### What you will do
Extract, from the records beneath this instruction, each line that contains the word "built".
[Start of section]
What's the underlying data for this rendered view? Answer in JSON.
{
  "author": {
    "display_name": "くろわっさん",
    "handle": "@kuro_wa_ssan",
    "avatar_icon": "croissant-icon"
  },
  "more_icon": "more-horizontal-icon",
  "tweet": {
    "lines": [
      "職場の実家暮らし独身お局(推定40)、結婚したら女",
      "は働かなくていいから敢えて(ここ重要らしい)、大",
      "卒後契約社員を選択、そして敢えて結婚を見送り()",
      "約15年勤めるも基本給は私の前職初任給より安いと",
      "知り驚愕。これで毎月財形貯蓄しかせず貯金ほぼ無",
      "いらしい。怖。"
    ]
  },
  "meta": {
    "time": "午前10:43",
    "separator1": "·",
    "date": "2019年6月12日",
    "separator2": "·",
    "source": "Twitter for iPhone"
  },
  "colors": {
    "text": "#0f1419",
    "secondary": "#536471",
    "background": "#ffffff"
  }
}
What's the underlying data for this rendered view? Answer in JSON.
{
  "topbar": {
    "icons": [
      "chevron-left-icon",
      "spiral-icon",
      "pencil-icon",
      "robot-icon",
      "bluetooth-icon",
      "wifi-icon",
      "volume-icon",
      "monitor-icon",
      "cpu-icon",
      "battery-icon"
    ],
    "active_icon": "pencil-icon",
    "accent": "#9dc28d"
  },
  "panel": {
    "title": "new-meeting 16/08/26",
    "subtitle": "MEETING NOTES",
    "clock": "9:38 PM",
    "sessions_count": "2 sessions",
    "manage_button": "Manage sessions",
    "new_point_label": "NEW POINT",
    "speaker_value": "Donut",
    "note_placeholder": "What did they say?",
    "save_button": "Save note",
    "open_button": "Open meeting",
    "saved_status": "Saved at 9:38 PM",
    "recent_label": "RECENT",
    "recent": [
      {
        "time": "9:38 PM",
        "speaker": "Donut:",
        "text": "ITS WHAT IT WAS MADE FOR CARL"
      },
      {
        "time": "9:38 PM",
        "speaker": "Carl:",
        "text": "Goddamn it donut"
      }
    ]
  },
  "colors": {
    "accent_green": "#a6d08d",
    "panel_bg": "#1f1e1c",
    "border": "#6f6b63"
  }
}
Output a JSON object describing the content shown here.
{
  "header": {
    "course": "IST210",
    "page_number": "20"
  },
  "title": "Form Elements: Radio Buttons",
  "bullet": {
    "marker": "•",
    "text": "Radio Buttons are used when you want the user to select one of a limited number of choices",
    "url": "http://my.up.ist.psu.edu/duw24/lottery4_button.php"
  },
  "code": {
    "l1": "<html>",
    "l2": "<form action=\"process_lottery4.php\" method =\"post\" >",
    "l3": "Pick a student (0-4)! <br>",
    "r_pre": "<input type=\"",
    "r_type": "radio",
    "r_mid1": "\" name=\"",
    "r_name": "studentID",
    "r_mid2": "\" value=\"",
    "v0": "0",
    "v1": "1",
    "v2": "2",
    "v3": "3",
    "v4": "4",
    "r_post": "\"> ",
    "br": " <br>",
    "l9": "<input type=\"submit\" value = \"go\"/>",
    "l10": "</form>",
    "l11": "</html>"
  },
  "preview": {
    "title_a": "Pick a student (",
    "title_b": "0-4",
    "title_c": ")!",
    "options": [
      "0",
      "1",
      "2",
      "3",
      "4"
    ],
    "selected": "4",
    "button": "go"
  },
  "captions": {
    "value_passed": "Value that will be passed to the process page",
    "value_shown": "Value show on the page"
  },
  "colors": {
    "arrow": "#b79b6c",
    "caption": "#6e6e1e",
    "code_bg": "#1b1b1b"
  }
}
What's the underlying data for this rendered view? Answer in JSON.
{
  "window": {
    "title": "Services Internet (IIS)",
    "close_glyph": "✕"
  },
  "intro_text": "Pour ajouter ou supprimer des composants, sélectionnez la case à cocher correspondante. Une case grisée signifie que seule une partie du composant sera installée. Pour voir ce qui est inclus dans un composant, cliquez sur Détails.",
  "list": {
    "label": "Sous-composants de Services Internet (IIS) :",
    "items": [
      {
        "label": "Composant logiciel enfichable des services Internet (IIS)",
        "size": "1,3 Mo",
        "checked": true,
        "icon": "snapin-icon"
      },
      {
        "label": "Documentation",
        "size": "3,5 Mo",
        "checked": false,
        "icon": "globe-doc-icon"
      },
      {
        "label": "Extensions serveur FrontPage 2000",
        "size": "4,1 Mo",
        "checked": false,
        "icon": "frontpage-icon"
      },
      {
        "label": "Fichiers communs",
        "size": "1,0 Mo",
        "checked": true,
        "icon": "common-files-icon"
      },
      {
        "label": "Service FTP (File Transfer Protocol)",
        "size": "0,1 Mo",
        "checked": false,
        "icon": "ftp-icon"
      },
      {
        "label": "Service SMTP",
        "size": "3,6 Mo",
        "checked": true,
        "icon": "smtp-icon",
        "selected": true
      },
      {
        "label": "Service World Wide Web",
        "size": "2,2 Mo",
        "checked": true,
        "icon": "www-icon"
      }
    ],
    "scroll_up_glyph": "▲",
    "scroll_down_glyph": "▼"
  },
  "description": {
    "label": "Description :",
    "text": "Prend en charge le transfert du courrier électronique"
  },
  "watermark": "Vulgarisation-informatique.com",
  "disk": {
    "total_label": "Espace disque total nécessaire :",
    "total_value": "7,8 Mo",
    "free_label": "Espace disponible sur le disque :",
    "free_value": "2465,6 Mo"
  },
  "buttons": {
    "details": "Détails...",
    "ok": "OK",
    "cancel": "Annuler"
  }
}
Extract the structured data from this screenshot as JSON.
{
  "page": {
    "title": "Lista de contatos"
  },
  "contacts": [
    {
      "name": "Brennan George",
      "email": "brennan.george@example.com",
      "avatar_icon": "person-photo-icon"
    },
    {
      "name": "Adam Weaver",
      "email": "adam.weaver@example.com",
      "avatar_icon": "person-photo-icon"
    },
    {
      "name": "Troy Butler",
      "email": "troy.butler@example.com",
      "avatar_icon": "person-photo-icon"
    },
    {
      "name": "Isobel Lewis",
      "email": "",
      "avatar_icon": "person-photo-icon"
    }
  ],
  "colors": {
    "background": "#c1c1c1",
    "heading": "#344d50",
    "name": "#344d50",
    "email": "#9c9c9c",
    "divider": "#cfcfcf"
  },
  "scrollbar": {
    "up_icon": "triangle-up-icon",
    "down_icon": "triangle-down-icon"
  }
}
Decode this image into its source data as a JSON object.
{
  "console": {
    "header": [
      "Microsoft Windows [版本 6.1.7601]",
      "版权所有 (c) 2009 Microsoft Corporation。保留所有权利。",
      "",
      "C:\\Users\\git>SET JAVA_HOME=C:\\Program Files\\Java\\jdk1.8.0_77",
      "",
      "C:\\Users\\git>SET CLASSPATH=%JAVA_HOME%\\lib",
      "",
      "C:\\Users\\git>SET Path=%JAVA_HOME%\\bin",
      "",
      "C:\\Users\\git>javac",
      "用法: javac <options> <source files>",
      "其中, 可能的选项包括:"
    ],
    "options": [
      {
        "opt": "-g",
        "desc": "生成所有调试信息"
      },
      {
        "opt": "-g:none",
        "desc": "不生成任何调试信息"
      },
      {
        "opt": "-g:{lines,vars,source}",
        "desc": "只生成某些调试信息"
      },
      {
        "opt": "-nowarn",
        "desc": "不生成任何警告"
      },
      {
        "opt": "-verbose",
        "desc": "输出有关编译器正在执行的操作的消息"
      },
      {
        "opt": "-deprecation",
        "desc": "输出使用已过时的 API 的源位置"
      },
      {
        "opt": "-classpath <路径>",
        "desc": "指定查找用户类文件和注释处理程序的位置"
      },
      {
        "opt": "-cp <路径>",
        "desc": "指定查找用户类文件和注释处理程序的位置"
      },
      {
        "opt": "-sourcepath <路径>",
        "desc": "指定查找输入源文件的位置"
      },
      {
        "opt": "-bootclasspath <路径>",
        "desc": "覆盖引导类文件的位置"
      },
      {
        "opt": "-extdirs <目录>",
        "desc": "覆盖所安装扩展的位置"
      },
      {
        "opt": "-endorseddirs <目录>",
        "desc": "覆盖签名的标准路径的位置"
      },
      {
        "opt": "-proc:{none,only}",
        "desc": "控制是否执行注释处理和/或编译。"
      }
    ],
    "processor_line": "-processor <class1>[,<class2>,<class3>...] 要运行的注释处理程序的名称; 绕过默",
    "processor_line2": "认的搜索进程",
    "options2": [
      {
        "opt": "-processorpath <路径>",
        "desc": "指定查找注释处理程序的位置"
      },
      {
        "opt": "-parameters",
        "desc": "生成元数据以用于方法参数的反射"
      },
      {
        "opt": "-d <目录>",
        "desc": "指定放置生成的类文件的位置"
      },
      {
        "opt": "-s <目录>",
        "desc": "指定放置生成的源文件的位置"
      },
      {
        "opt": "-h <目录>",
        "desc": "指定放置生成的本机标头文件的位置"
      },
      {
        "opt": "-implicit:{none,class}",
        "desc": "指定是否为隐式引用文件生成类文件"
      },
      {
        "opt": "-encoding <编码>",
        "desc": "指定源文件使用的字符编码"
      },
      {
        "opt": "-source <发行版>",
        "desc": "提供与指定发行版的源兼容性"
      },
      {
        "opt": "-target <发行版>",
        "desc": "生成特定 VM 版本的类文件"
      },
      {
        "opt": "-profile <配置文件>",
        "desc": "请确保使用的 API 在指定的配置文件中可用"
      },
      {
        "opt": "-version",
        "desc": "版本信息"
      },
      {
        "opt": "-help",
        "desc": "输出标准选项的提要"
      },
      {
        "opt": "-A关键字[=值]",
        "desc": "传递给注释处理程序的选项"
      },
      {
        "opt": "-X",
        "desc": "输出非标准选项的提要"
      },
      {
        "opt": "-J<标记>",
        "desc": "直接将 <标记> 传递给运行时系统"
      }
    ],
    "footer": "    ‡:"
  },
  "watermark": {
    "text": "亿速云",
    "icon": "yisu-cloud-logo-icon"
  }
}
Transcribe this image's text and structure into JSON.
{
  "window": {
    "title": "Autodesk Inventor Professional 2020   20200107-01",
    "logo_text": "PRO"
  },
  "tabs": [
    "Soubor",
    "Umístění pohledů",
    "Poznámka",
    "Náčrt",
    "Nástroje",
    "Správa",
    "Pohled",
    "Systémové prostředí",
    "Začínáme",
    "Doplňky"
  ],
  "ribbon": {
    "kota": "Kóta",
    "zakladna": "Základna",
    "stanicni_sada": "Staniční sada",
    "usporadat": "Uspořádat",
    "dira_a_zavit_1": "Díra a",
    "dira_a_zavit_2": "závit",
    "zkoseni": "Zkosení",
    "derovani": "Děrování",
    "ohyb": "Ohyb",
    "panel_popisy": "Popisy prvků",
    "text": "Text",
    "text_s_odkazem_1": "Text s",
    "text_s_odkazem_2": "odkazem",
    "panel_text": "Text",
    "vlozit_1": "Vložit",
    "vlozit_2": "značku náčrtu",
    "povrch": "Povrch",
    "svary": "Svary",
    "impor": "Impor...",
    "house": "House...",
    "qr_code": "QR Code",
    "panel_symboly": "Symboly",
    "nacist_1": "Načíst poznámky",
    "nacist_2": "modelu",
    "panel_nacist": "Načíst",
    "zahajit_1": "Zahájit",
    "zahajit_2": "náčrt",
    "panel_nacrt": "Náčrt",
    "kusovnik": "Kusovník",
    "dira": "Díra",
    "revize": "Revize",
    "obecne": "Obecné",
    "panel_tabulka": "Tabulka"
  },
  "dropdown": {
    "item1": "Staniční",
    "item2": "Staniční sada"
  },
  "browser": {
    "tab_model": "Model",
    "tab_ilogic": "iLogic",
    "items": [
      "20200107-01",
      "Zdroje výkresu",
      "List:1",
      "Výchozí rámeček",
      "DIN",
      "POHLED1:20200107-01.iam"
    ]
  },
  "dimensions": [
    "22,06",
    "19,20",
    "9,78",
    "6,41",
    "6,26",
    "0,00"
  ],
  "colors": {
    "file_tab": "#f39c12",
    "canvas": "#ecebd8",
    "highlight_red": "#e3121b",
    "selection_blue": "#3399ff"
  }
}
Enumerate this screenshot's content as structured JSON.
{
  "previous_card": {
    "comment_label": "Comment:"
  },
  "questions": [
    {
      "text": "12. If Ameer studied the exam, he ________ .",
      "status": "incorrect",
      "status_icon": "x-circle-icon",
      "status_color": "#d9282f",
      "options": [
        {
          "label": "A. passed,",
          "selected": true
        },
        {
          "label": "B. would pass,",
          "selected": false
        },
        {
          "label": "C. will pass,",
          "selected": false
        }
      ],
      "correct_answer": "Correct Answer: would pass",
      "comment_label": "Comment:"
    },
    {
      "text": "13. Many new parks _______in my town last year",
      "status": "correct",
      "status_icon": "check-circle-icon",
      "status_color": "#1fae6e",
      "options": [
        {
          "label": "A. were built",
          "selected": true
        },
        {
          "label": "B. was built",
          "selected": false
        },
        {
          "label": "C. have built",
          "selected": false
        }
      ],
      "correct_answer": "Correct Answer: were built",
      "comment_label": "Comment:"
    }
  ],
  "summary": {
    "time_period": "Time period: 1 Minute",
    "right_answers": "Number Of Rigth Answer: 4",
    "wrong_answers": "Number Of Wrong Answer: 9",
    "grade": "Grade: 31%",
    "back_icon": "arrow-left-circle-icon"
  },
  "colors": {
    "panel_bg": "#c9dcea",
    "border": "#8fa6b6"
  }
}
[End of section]
### Finished exercise
          "label": "A. were built",
          "label": "B. was built",
          "label": "C. have built",
      "correct_answer": "Correct Answer: were built",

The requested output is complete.